#### DATA FOR THIS TASK:

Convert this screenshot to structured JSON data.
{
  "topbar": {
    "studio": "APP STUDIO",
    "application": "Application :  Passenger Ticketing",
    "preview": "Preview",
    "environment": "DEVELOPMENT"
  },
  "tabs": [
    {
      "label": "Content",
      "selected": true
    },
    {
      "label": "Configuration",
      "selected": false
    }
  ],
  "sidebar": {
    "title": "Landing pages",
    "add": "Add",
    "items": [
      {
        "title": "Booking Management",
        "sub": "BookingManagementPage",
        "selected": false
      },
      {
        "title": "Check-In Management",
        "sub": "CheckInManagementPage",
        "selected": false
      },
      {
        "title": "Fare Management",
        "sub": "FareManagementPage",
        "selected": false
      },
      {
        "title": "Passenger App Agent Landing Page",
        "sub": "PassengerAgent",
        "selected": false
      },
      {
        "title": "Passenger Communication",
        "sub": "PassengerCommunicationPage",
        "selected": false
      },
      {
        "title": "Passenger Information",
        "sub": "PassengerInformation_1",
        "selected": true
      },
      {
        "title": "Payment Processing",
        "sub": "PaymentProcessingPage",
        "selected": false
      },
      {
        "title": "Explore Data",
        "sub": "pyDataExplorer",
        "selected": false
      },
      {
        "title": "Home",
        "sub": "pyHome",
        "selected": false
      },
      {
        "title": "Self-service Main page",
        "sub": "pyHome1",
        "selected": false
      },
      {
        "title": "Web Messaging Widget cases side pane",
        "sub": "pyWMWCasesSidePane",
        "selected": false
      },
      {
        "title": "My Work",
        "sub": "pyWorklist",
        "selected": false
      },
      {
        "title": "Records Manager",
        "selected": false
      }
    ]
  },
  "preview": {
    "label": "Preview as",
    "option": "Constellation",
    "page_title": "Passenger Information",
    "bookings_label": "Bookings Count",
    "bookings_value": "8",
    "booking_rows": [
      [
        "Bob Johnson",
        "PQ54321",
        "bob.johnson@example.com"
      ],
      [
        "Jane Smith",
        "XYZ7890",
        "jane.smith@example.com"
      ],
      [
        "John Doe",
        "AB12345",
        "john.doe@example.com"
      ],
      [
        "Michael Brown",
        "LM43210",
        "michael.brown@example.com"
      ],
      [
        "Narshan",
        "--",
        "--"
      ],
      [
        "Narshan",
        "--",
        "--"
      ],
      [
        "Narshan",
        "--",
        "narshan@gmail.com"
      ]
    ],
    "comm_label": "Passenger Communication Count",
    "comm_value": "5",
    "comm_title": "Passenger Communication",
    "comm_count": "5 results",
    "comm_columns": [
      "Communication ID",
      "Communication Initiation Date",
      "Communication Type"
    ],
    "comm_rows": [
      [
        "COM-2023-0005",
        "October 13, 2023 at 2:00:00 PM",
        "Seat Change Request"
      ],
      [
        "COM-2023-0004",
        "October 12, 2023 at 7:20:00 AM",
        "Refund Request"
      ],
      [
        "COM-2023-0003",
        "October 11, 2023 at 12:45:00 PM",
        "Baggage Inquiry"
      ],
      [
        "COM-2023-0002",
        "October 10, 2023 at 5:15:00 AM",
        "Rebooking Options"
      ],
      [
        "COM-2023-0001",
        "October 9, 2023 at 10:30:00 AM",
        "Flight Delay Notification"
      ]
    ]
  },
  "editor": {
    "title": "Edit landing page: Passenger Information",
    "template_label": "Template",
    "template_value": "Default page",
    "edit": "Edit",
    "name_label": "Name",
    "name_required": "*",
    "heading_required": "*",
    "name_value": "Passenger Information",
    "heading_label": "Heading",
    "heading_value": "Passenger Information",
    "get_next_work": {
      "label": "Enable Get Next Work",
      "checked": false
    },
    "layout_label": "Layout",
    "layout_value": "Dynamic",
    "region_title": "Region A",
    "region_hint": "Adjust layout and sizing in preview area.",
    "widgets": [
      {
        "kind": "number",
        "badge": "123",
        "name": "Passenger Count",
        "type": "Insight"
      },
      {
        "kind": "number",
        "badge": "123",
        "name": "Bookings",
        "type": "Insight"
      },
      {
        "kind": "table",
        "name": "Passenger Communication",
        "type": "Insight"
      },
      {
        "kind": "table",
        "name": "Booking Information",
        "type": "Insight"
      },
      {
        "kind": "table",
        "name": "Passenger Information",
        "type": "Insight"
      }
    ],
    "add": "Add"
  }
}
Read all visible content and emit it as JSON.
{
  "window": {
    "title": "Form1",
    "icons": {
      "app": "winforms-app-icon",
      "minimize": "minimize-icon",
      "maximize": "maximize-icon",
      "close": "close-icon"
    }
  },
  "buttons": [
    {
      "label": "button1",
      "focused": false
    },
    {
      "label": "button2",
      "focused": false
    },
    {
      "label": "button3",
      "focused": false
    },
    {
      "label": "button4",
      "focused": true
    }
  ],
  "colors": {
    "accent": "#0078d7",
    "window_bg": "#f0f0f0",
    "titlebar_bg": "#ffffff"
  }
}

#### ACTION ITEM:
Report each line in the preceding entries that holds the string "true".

#### EXERCISE RESULT:
      "selected": true
        "selected": true
      "focused": true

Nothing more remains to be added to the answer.